▸ Task to complete: Where a line below contains "your", count it. Reply with the total only.

▸ Stored items from a collection:
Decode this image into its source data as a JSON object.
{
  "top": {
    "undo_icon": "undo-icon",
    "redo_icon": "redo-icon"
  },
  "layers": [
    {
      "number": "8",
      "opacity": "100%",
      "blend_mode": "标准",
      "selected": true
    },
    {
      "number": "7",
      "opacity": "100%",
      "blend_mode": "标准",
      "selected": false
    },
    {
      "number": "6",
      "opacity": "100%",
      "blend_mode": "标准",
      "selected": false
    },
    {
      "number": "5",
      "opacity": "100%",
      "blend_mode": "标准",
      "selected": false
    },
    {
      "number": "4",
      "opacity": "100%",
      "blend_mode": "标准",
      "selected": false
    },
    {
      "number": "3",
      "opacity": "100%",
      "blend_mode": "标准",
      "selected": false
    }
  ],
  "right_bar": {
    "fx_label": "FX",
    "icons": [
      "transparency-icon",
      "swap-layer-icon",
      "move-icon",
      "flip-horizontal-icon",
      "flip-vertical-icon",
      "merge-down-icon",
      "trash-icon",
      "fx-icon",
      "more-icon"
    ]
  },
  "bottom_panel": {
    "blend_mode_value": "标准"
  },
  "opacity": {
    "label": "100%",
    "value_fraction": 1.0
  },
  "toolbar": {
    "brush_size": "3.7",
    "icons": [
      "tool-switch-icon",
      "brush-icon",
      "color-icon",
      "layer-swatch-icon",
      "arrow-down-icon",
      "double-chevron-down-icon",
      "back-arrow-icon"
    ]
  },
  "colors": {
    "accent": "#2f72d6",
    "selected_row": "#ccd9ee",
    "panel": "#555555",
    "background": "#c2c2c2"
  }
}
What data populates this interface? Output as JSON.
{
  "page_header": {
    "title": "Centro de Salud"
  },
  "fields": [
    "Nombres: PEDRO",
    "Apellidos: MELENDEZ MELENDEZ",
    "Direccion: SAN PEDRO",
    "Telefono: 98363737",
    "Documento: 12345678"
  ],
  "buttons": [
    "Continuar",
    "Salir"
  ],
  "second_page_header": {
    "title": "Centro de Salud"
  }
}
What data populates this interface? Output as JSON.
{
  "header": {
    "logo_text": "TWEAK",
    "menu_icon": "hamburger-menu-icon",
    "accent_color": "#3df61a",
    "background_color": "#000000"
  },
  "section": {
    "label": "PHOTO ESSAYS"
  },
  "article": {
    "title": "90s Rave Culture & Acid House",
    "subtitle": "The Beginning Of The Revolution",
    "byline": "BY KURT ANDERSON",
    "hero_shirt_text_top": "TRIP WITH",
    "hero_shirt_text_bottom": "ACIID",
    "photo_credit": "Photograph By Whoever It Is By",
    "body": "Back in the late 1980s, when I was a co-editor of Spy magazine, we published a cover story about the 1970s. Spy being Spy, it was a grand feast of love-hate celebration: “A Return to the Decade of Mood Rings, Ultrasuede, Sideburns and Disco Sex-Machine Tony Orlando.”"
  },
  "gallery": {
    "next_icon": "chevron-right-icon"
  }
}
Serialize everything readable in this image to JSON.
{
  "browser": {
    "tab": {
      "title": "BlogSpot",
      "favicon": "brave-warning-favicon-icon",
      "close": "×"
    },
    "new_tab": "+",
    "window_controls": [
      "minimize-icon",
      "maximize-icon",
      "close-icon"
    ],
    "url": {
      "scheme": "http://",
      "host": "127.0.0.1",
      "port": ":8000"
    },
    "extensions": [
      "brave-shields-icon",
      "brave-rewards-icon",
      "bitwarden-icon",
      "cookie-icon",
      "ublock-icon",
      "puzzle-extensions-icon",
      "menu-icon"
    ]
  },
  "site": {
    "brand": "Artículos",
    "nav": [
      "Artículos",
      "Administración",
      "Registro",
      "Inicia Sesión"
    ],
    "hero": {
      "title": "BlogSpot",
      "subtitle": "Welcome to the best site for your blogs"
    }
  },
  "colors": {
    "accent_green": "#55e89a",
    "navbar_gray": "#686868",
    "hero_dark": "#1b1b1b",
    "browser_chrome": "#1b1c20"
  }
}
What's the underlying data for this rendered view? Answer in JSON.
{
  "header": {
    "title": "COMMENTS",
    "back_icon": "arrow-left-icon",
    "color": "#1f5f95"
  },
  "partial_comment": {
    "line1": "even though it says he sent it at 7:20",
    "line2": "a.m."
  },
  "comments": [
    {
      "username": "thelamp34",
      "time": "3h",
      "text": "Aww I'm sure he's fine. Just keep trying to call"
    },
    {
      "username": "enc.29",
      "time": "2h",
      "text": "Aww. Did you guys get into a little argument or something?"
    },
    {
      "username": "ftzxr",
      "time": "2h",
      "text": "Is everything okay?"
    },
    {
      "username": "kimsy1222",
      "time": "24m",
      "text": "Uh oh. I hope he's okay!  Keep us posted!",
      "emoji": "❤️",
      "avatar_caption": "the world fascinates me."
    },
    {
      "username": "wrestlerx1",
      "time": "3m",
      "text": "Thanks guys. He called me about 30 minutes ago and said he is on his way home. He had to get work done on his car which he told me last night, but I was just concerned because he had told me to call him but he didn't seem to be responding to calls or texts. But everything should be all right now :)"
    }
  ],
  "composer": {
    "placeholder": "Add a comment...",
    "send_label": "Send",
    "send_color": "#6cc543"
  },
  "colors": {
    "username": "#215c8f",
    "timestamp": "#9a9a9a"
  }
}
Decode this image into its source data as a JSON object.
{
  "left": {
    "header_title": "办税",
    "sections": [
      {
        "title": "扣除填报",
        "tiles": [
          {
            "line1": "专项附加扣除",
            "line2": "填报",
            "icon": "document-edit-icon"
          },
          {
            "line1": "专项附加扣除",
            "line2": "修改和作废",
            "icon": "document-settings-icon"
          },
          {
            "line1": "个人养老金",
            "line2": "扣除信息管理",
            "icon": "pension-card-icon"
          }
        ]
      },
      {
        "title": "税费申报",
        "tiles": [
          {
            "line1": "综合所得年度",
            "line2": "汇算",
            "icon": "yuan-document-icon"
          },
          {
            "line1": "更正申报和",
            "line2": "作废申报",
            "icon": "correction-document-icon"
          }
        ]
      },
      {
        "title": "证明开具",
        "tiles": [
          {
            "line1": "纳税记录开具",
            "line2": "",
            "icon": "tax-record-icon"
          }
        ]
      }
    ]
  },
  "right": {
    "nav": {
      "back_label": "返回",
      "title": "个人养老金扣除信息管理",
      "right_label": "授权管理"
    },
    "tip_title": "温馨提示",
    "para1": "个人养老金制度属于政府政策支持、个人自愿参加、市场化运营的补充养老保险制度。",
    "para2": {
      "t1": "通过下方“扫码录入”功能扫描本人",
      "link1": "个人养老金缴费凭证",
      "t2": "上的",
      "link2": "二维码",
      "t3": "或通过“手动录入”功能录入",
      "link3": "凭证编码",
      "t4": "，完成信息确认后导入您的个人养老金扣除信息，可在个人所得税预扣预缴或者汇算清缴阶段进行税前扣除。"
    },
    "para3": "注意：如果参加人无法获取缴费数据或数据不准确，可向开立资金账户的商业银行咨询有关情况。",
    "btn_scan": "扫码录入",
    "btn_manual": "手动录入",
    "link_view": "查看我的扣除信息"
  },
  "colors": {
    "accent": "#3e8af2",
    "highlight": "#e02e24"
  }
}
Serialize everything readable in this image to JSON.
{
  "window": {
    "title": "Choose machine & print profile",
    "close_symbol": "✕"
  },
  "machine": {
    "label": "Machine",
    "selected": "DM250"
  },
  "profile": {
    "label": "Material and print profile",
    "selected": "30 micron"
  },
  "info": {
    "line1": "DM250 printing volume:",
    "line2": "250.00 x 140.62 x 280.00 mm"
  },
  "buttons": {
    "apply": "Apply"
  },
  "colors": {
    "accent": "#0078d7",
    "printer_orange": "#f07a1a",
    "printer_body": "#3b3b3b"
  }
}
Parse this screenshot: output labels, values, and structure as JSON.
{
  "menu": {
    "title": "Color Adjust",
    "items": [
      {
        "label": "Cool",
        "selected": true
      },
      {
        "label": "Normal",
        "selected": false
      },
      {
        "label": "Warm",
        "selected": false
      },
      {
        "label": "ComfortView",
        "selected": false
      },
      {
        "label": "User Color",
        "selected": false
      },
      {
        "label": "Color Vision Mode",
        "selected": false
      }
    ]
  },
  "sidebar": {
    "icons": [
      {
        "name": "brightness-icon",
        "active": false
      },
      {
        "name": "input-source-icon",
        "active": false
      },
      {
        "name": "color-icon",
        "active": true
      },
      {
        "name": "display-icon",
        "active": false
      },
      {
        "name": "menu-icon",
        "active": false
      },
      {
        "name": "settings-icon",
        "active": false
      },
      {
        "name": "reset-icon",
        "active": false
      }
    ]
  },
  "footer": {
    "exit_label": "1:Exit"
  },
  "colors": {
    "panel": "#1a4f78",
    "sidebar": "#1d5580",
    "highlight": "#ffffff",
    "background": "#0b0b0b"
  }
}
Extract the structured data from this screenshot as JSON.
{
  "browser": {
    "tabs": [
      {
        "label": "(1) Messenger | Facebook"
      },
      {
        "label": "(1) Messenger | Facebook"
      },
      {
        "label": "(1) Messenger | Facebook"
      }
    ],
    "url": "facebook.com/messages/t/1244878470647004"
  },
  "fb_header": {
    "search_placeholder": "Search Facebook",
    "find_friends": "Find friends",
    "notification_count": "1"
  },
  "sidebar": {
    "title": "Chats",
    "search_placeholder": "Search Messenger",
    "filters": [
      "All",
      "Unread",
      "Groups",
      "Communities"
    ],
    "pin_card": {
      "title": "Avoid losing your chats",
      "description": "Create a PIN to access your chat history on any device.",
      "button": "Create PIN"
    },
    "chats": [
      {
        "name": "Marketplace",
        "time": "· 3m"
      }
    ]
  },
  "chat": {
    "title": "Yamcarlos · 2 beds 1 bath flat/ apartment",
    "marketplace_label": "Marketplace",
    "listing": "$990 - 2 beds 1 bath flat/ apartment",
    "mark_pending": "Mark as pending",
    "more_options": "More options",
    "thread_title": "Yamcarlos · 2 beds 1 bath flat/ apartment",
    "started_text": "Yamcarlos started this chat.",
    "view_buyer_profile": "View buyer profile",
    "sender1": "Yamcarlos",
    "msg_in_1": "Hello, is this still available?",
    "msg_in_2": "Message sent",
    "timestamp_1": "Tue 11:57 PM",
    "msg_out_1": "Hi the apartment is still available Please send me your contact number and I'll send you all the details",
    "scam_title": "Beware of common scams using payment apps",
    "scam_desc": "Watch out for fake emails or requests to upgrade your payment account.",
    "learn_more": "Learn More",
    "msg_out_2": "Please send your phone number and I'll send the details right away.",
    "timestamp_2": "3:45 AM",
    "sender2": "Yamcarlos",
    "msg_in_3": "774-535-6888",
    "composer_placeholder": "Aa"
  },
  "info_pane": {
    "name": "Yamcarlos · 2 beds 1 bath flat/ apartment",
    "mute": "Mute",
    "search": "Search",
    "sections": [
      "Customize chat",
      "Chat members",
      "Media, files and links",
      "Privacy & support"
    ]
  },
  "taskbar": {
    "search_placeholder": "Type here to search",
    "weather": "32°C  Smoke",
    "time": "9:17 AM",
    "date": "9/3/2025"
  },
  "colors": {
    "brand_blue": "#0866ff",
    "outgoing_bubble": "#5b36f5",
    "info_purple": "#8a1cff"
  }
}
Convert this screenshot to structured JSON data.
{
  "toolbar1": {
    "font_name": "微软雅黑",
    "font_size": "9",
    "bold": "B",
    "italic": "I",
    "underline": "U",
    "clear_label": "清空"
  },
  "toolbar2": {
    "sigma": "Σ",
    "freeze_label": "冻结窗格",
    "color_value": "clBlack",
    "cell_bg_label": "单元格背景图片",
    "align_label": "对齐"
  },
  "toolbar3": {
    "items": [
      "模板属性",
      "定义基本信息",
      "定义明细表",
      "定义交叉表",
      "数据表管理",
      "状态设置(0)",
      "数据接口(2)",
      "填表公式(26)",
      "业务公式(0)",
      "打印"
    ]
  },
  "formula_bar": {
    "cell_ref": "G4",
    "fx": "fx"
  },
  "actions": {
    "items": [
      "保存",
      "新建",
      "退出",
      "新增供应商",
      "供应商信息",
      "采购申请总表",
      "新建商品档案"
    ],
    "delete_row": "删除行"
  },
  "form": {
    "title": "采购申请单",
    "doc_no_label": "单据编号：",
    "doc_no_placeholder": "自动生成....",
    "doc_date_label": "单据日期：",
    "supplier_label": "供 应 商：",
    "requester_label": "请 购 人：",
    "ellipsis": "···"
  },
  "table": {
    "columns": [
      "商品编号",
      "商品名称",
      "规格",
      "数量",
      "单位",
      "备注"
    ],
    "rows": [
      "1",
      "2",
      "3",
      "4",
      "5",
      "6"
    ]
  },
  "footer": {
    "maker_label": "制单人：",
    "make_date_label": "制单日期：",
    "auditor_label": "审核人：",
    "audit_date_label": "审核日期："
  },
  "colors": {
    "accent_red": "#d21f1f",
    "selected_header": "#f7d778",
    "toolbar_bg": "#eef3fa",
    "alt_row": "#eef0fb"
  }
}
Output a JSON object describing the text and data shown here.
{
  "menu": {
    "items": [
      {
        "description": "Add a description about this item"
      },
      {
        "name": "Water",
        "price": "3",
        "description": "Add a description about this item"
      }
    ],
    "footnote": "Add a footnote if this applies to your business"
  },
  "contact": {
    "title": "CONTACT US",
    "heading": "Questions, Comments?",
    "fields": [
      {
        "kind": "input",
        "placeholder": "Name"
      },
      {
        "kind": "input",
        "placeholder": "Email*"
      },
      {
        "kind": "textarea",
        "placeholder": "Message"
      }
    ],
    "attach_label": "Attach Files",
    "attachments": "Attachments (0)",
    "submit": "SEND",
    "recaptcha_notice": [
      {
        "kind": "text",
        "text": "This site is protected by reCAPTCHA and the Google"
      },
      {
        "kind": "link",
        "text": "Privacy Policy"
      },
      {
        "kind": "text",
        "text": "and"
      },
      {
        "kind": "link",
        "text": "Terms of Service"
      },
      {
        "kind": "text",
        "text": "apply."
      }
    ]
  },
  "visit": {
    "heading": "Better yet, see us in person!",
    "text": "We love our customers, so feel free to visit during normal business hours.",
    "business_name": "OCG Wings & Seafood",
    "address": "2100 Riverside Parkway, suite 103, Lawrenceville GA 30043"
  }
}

▸ Answer to this problem: 7